Artists Opening with Quinn Smith: November 12, 2021, 5-8pm
Misconceptions about Indigenous peoples are as prevalent today as ever before. Mainstream media and inadequate schooling have shaped our lexicon. One of the most prominent examples of this is the use of the word “still”. For example, Indigenous peoples are still here, rather than simply here. In many ways, still here implies that Indigenous peoples should have disappeared.
In this installation, Quinn Smith of Chickasaw Nation, uses text to challenge common misconceptions about Indigenous peoples through a combination of personal narrative and historical data. The exhibit covers the topics of land, kinship, nation, blood, theft, and genocide. The content within each of these categories overlaps and it none of it exists in isolation.
By limiting the exhibition to the written word, Smith seeks to deny the continued misuse, acquisition, and sale of Indigenous imagery and artifacts by museums and galleries. The mock dictionary is an opportunity to relearn vocabulary; to read, reckon with and attend to the unsettling personal narrative presented by Smith.
Quinn Smith is a Chickasaw storyteller who strives to promote Indigenous truths through documentary, creative writing, and multimedia integration. He has previously worked with the All My Relations Podcast and the Indian Arts and Crafts Board on projects which integrate writing, oral history, and archival imagery. For the Duke Gardens Equity Through Stories Program, Smith created an exhibit featuring oral histories from elders and tribal members across North and South Carolina for the Gardens’ 500,000+ annual visitors. His written work has been published by the Duke Magazine, the Wellian Magazine, and will soon appear in Indian Country Today.
Duke University has a long history of interactions with Native American people, and not all have been positive. In the era of “kill the Indian, save the man,” Trinity College operated the Cherokee Industrial School, a residential school which committed cultural genocide against the Cherokee people. Duke University, then called Trinity College, was suffering tremendous financial hardship, and was sustained by the federal funding it received for running the school.
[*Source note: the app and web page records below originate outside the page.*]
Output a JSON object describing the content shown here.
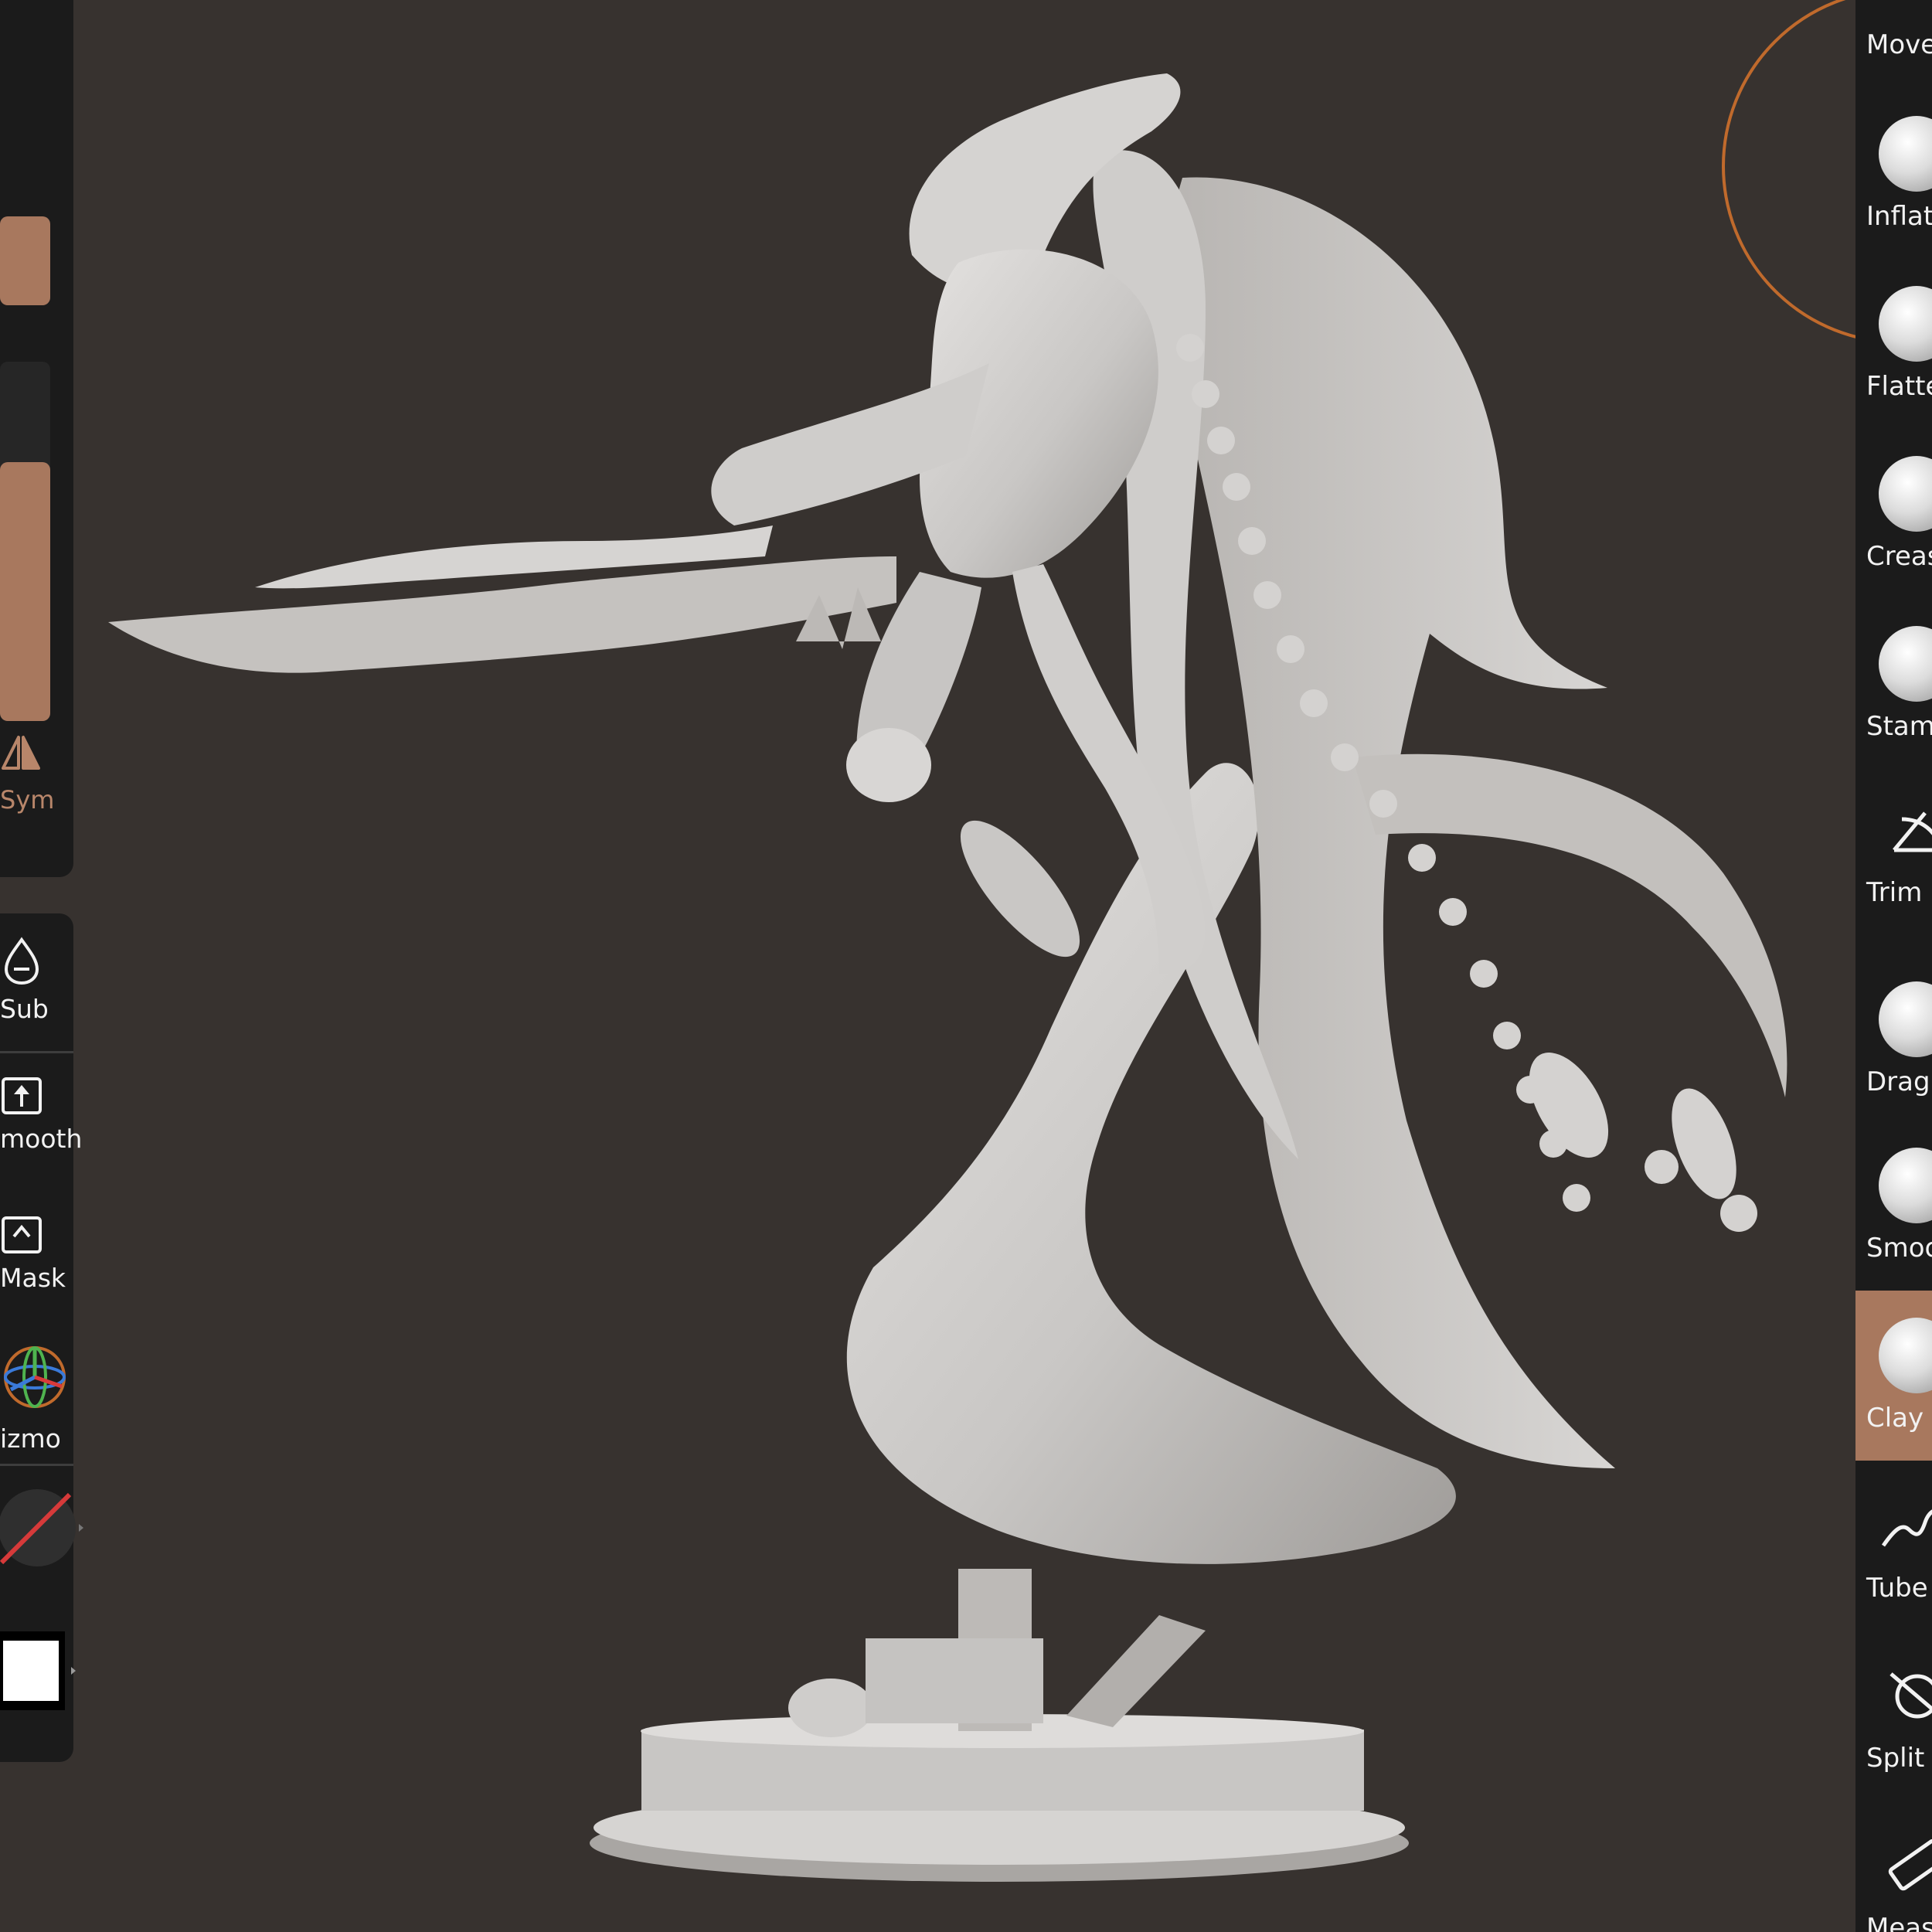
{
  "app": {
    "name": "3D sculpting app",
    "accent_color": "#a8785e",
    "background_color": "#37322f",
    "panel_color": "#1b1b1b"
  },
  "left_toolbar": {
    "sliders": [
      {
        "name": "brush-radius",
        "fill_ratio": 1.0
      },
      {
        "name": "brush-intensity",
        "fill_ratio": 0.72
      }
    ],
    "sym": {
      "label": "Sym",
      "icon": "symmetry-icon",
      "active": true
    }
  },
  "left_tools": [
    {
      "label": "Sub",
      "icon": "drop-minus-icon"
    },
    {
      "label": "mooth",
      "icon": "upload-box-icon"
    },
    {
      "label": "Mask",
      "icon": "caret-box-icon"
    },
    {
      "label": "izmo",
      "icon": "gizmo-icon"
    }
  ],
  "material": {
    "icon": "material-sphere-icon"
  },
  "color_swatch": {
    "icon": "color-swatch-icon",
    "color": "#ffffff"
  },
  "right_brushes": [
    {
      "label": "Move",
      "active": false
    },
    {
      "label": "Inflat",
      "active": false
    },
    {
      "label": "Flatte",
      "active": false
    },
    {
      "label": "Creas",
      "active": false
    },
    {
      "label": "Stam",
      "active": false
    },
    {
      "label": "Trim",
      "active": false
    },
    {
      "label": "Drag",
      "active": false
    },
    {
      "label": "Smoo",
      "active": false
    },
    {
      "label": "Clay",
      "active": true
    },
    {
      "label": "Tube",
      "active": false
    },
    {
      "label": "Split",
      "active": false
    },
    {
      "label": "Measu",
      "active": false
    }
  ],
  "brush_cursor": {
    "color": "#c06a2c"
  },
  "viewport": {
    "subject": "sculpted figure on round base",
    "model_color": "#cfcfcf"
  }
}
Today, Duke University is one of the only prestigious institutions in the US that does not have a Native Studies Program or a Native Cultural Center, despite North Carolina having one of the largest Native American populations east of the Mississippi River. We recognize that this discrepancy follows historical trends, and we ask Duke to make changes to promote healing.
This statement was written by the Duke Native American Student Alliance (NASA). For decades, NASA has advocated for Duke to provide adequate support for Native students. We hope to provide an official land acknowledgement to Duke University once it answers our calls for healing. In the meantime, it is important to acknowledge that Durham occupies the ancestral territories of the Occaneechi Band of the Saponi Nation headquartered near Hillsborough, NC. To help start the healing process, show your support by signing NASA’s petition: change.org/dukenative.
This exhibit is part of the Power Plant Gallery Professional Development Award given to an undergraduate at Duke University and is curated in collaboration with Shirin Maleki, Power Plant Gallery graduate assistant. To learn more about the award and how to nominate a student visit our opportunities page.